And this isn’t to paint an unrealistic picture of the Christian life. I don’t want to do what the heathen do, which is to paint the picture that life is just awesome all the time. I was struck by the ridiculously carefree and trivial commercials that played while the Buffalo Bills player was lying motionless on the field a few weeks ago. He was in cardiac arrest, close to death, and the truth of that was in perfect contrast to the tacit denial of death and sorrow and pain in the young, happy, carefree, beer drinking and yet skinny characters on the commercials. It’s all so fake. Don’t be fooled by it. They’re not as happy as their facespace posts suggest or their smiling faces put off. We are sinners living in a sinful world, and no one is exempt. It will sometimes feel like drudgery to do what God commands us to do. The good that I want to do I do not do and the evil I do not want to do that I do – that’s the constant pulling of our flesh and it is very tiring.

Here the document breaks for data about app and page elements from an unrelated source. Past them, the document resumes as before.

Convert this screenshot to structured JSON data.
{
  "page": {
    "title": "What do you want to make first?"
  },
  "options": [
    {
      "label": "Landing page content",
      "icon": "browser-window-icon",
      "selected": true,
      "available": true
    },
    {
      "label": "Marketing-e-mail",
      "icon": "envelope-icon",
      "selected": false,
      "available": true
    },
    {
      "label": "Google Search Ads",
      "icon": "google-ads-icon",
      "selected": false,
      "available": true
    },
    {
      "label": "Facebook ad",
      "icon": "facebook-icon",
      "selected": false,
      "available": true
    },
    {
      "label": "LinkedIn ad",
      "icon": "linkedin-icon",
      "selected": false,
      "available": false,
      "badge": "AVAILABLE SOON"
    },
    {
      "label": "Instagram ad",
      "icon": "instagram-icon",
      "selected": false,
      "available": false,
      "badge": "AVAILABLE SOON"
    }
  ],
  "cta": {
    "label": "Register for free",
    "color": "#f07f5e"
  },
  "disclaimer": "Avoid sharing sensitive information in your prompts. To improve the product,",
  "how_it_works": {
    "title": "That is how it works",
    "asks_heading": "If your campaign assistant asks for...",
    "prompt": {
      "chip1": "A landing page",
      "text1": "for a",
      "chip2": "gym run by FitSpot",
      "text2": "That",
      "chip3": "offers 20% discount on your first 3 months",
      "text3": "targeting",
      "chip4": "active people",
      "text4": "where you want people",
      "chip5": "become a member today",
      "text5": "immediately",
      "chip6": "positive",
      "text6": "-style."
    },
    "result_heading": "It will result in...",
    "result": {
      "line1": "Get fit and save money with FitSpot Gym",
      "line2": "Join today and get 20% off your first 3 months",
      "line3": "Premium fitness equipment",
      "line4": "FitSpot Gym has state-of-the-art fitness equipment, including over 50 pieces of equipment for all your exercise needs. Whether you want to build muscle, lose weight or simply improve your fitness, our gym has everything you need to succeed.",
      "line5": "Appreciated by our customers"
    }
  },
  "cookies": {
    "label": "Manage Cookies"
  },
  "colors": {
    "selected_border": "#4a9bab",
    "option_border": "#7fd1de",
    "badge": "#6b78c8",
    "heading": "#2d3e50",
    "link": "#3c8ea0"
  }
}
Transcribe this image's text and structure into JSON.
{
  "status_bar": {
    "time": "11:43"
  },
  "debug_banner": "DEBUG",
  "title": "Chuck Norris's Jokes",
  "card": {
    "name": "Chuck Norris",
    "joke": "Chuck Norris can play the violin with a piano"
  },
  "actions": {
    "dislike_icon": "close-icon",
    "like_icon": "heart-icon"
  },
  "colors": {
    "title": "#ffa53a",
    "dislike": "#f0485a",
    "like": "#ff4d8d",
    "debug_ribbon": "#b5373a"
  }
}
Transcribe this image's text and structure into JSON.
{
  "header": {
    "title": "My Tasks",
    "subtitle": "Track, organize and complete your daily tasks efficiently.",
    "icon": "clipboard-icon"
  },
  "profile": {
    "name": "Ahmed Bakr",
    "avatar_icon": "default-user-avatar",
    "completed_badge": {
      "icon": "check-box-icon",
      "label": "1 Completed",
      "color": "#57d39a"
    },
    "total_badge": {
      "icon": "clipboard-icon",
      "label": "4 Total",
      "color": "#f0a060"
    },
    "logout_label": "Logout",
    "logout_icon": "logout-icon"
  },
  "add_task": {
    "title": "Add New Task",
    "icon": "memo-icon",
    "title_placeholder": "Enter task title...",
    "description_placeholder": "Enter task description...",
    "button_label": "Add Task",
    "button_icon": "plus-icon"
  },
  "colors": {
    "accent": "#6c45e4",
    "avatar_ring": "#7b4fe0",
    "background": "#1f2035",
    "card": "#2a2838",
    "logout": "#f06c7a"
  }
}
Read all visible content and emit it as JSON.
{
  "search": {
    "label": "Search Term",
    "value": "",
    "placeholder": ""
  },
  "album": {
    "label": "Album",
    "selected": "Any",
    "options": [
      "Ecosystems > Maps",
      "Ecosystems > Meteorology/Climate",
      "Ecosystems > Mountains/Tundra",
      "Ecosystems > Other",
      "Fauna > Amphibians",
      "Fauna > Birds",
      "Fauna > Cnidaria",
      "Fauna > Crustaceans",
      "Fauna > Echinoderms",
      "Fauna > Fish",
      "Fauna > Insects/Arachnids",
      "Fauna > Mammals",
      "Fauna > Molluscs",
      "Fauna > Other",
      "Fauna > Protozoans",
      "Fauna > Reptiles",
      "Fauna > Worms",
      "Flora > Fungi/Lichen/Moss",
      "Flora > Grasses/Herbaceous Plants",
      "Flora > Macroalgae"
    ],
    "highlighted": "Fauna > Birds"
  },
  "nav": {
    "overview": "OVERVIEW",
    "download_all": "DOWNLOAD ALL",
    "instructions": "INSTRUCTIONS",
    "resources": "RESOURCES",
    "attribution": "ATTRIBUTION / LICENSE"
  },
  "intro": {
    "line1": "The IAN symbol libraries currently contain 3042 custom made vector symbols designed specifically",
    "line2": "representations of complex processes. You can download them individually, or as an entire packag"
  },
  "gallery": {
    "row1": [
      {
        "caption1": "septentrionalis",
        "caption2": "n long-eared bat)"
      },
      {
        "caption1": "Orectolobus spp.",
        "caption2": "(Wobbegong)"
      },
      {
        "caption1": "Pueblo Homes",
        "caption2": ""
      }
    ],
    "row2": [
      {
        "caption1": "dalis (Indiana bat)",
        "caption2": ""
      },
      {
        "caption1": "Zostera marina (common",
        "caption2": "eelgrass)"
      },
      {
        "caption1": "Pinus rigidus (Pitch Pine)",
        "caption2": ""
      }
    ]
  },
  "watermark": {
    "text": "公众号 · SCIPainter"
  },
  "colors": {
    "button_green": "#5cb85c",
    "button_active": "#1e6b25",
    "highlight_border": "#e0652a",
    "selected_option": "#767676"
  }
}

But this is why the Christian life is so far and away the happiest. We know where to go when the vanity of the world takes hold, when the fight is tiring, when life is simply exhausting and we are searching for joy. It is not far off, because He is with us always even to the end of the age. The greatest joy of working in the vineyard is that He is there among us. He is the vine and we are the branches. Because He lives we live also. The greatest command He gives us is also our greatest delight. Take and eat, this is my body, drink of it, this is the blood of the new covenant, shed for you for the forgiveness of sins. He is the Lord who bore the heat of the day, the great and heavy work, who swallowed up the emptiness of sin by His great struggle on the cross, so that we refreshed by complete and total forgiveness, the washing away of all sin and all vanity by the blood of God Himself, we can work in His vineyard in the cool of the evening and live the only life worth living, here in time and forever with our God. Amen.

Recent Sermons